Moreover, the total number of doses administered is not equal to the number of people vaccinated – considering that most vaccines require two doses.
In fact, Brazil has given at least one shot of the vaccine to 22 percent of the population, and fully vaccinated only half of that – 11 percent. The United States, in comparison, has given at least one shot to 51 percent of its population and fully vaccinated 41 percent.
Brazil’s coronavirus outbreak has exploded since its first case was confirmed in late February 2020, and Bolsonaro has persistently minimized the dangers of COVID-19.

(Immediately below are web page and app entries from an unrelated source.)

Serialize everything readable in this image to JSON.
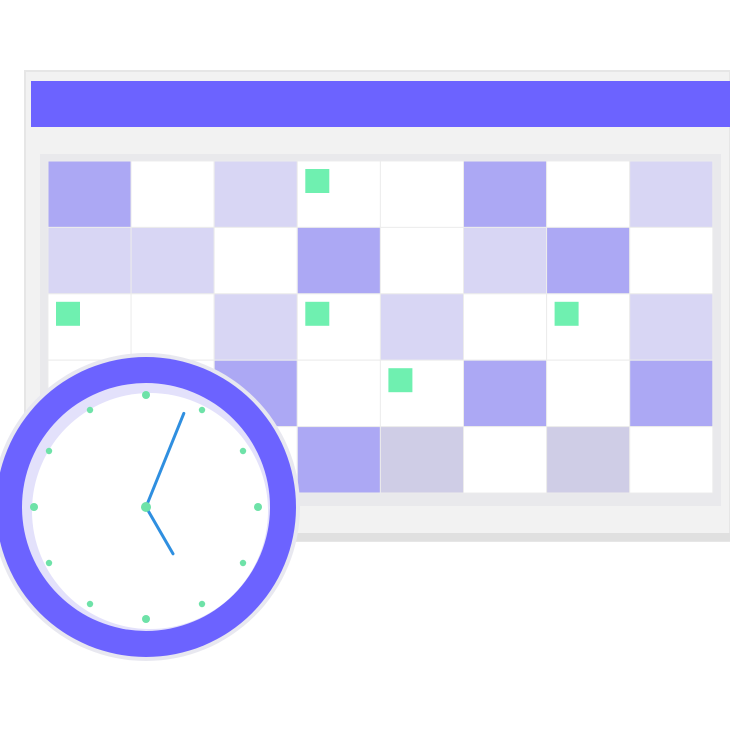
{
  "illustration": {
    "calendar": {
      "columns": 8,
      "rows": 5,
      "colors": {
        "frame": "#f2f2f2",
        "frame_edge": "#e6e6e6",
        "frame_bottom": "#e0e0e0",
        "header_bar": "#6c63ff",
        "grid_line": "#ececec",
        "cell_blank": "#ffffff",
        "cell_light": "#d8d6f4",
        "cell_medium": "#aca8f4",
        "cell_gray": "#cfcde6",
        "event_marker": "#6ff0b0"
      },
      "cells": [
        [
          "medium",
          "blank",
          "light",
          "blank",
          "blank",
          "medium",
          "blank",
          "light"
        ],
        [
          "light",
          "light",
          "blank",
          "medium",
          "blank",
          "light",
          "medium",
          "blank"
        ],
        [
          "blank",
          "blank",
          "light",
          "blank",
          "light",
          "blank",
          "blank",
          "light"
        ],
        [
          "blank",
          "blank",
          "medium",
          "blank",
          "blank",
          "medium",
          "blank",
          "medium"
        ],
        [
          "blank",
          "blank",
          "blank",
          "medium",
          "gray",
          "blank",
          "gray",
          "blank"
        ]
      ],
      "event_markers": [
        {
          "row": 0,
          "col": 3
        },
        {
          "row": 2,
          "col": 0
        },
        {
          "row": 2,
          "col": 3
        },
        {
          "row": 2,
          "col": 6
        },
        {
          "row": 3,
          "col": 4
        }
      ]
    },
    "clock": {
      "hour_marks": 12,
      "hour_hand_angle_deg": 150,
      "minute_hand_angle_deg": 22,
      "colors": {
        "rim": "#6c63ff",
        "rim_shadow": "#e8e8f0",
        "face_ring": "#e3e1fb",
        "face": "#ffffff",
        "hands": "#2f8fe0",
        "hour_marks": "#6ee2a8",
        "center": "#6ee2a8"
      }
    }
  }
}
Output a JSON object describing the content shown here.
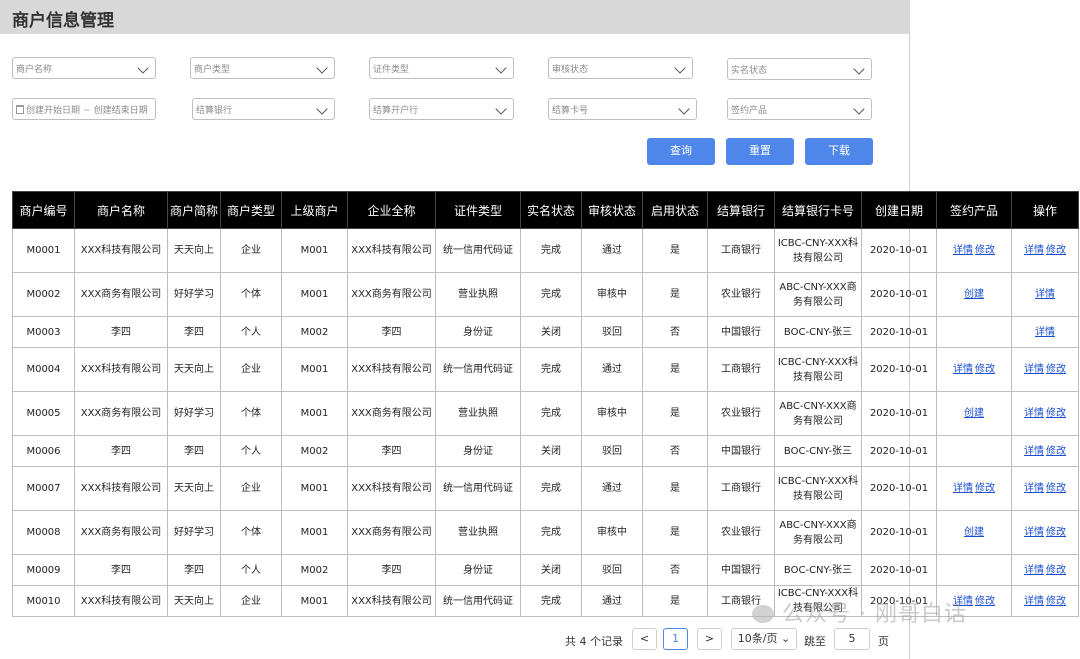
{
  "title": "商户信息管理",
  "filters": {
    "merchant_name": "商户名称",
    "merchant_type": "商户类型",
    "id_type": "证件类型",
    "review_status": "审核状态",
    "realname_status": "实名状态",
    "date_start": "创建开始日期",
    "date_end": "创建结束日期",
    "settle_bank": "结算银行",
    "settle_branch": "结算开户行",
    "settle_card": "结算卡号",
    "contract_product": "签约产品"
  },
  "buttons": {
    "query": "查询",
    "reset": "重置",
    "download": "下载"
  },
  "table": {
    "headers": [
      "商户编号",
      "商户名称",
      "商户简称",
      "商户类型",
      "上级商户",
      "企业全称",
      "证件类型",
      "实名状态",
      "审核状态",
      "启用状态",
      "结算银行",
      "结算银行卡号",
      "创建日期",
      "签约产品",
      "操作"
    ],
    "rows": [
      {
        "id": "M0001",
        "name": "XXX科技有限公司",
        "short": "天天向上",
        "type": "企业",
        "parent": "M001",
        "full": "XXX科技有限公司",
        "cert": "统一信用代码证",
        "realname": "完成",
        "review": "通过",
        "enabled": "是",
        "bank": "工商银行",
        "card": "ICBC-CNY-XXX科技有限公司",
        "date": "2020-10-01",
        "product": [
          "详情",
          "修改"
        ],
        "ops": [
          "详情",
          "修改"
        ]
      },
      {
        "id": "M0002",
        "name": "XXX商务有限公司",
        "short": "好好学习",
        "type": "个体",
        "parent": "M001",
        "full": "XXX商务有限公司",
        "cert": "营业执照",
        "realname": "完成",
        "review": "审核中",
        "enabled": "是",
        "bank": "农业银行",
        "card": "ABC-CNY-XXX商务有限公司",
        "date": "2020-10-01",
        "product": [
          "创建"
        ],
        "ops": [
          "详情"
        ]
      },
      {
        "id": "M0003",
        "name": "李四",
        "short": "李四",
        "type": "个人",
        "parent": "M002",
        "full": "李四",
        "cert": "身份证",
        "realname": "关闭",
        "review": "驳回",
        "enabled": "否",
        "bank": "中国银行",
        "card": "BOC-CNY-张三",
        "date": "2020-10-01",
        "product": [],
        "ops": [
          "详情"
        ]
      },
      {
        "id": "M0004",
        "name": "XXX科技有限公司",
        "short": "天天向上",
        "type": "企业",
        "parent": "M001",
        "full": "XXX科技有限公司",
        "cert": "统一信用代码证",
        "realname": "完成",
        "review": "通过",
        "enabled": "是",
        "bank": "工商银行",
        "card": "ICBC-CNY-XXX科技有限公司",
        "date": "2020-10-01",
        "product": [
          "详情",
          "修改"
        ],
        "ops": [
          "详情",
          "修改"
        ]
      },
      {
        "id": "M0005",
        "name": "XXX商务有限公司",
        "short": "好好学习",
        "type": "个体",
        "parent": "M001",
        "full": "XXX商务有限公司",
        "cert": "营业执照",
        "realname": "完成",
        "review": "审核中",
        "enabled": "是",
        "bank": "农业银行",
        "card": "ABC-CNY-XXX商务有限公司",
        "date": "2020-10-01",
        "product": [
          "创建"
        ],
        "ops": [
          "详情",
          "修改"
        ]
      },
      {
        "id": "M0006",
        "name": "李四",
        "short": "李四",
        "type": "个人",
        "parent": "M002",
        "full": "李四",
        "cert": "身份证",
        "realname": "关闭",
        "review": "驳回",
        "enabled": "否",
        "bank": "中国银行",
        "card": "BOC-CNY-张三",
        "date": "2020-10-01",
        "product": [],
        "ops": [
          "详情",
          "修改"
        ]
      },
      {
        "id": "M0007",
        "name": "XXX科技有限公司",
        "short": "天天向上",
        "type": "企业",
        "parent": "M001",
        "full": "XXX科技有限公司",
        "cert": "统一信用代码证",
        "realname": "完成",
        "review": "通过",
        "enabled": "是",
        "bank": "工商银行",
        "card": "ICBC-CNY-XXX科技有限公司",
        "date": "2020-10-01",
        "product": [
          "详情",
          "修改"
        ],
        "ops": [
          "详情",
          "修改"
        ]
      },
      {
        "id": "M0008",
        "name": "XXX商务有限公司",
        "short": "好好学习",
        "type": "个体",
        "parent": "M001",
        "full": "XXX商务有限公司",
        "cert": "营业执照",
        "realname": "完成",
        "review": "审核中",
        "enabled": "是",
        "bank": "农业银行",
        "card": "ABC-CNY-XXX商务有限公司",
        "date": "2020-10-01",
        "product": [
          "创建"
        ],
        "ops": [
          "详情",
          "修改"
        ]
      },
      {
        "id": "M0009",
        "name": "李四",
        "short": "李四",
        "type": "个人",
        "parent": "M002",
        "full": "李四",
        "cert": "身份证",
        "realname": "关闭",
        "review": "驳回",
        "enabled": "否",
        "bank": "中国银行",
        "card": "BOC-CNY-张三",
        "date": "2020-10-01",
        "product": [],
        "ops": [
          "详情",
          "修改"
        ]
      },
      {
        "id": "M0010",
        "name": "XXX科技有限公司",
        "short": "天天向上",
        "type": "企业",
        "parent": "M001",
        "full": "XXX科技有限公司",
        "cert": "统一信用代码证",
        "realname": "完成",
        "review": "通过",
        "enabled": "是",
        "bank": "工商银行",
        "card": "ICBC-CNY-XXX科技有限公司",
        "date": "2020-10-01",
        "product": [
          "详情",
          "修改"
        ],
        "ops": [
          "详情",
          "修改"
        ]
      }
    ]
  },
  "pagination": {
    "total_text": "共 4 个记录",
    "prev": "<",
    "current": "1",
    "next": ">",
    "page_size": "10条/页",
    "jump_label": "跳至",
    "jump_value": "5",
    "page_unit": "页"
  },
  "watermark": "公众号 · 刚哥白话"
}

Last year, he said it was “a little cold” and called alarm over the pandemic “hysterical.” He also undermined and tried to overrule isolation orders imposed by state governors and even personally attended anti-lockdown protests.
Bolsonaro embraced the use of hydroxychloroquine for "early treatment” – going as far as to take it after he contracted COVID-19 in July 2020 – and also boosted ivermectin (an anti-parasite medication).
Since the beginning of the pandemic, two Brazilian health ministers left their posts amid disagreements with the president about isolation measures and the use of hydroxychloroquine, an unproven treatment. His third health minister, an army general who specializes in logistics and has no experience in health care, left his post in March amid investigations into his handling of the health care in Manaus. The health ministry is now being led by a fourth minister, Marcelo Queiroga.
On April 27, the Brazilian Senate started investigating the Bolsonaro government’s actions and omissions throughout the pandemic. The probe is expected to last 90 days but could be extended. Civil or criminal actions might be proposed, which could lead the way for an impeachment if the president of the House (Camara dos Deputados) allows for a vote on the matter.
Polygraph has previously reported on the pandemic situation in Brazil, including the shortage and near collapse of the health care system in the state of Amazonas, and the administration’s misleading statements about vaccination, mask use, transmission, and the government’s actions.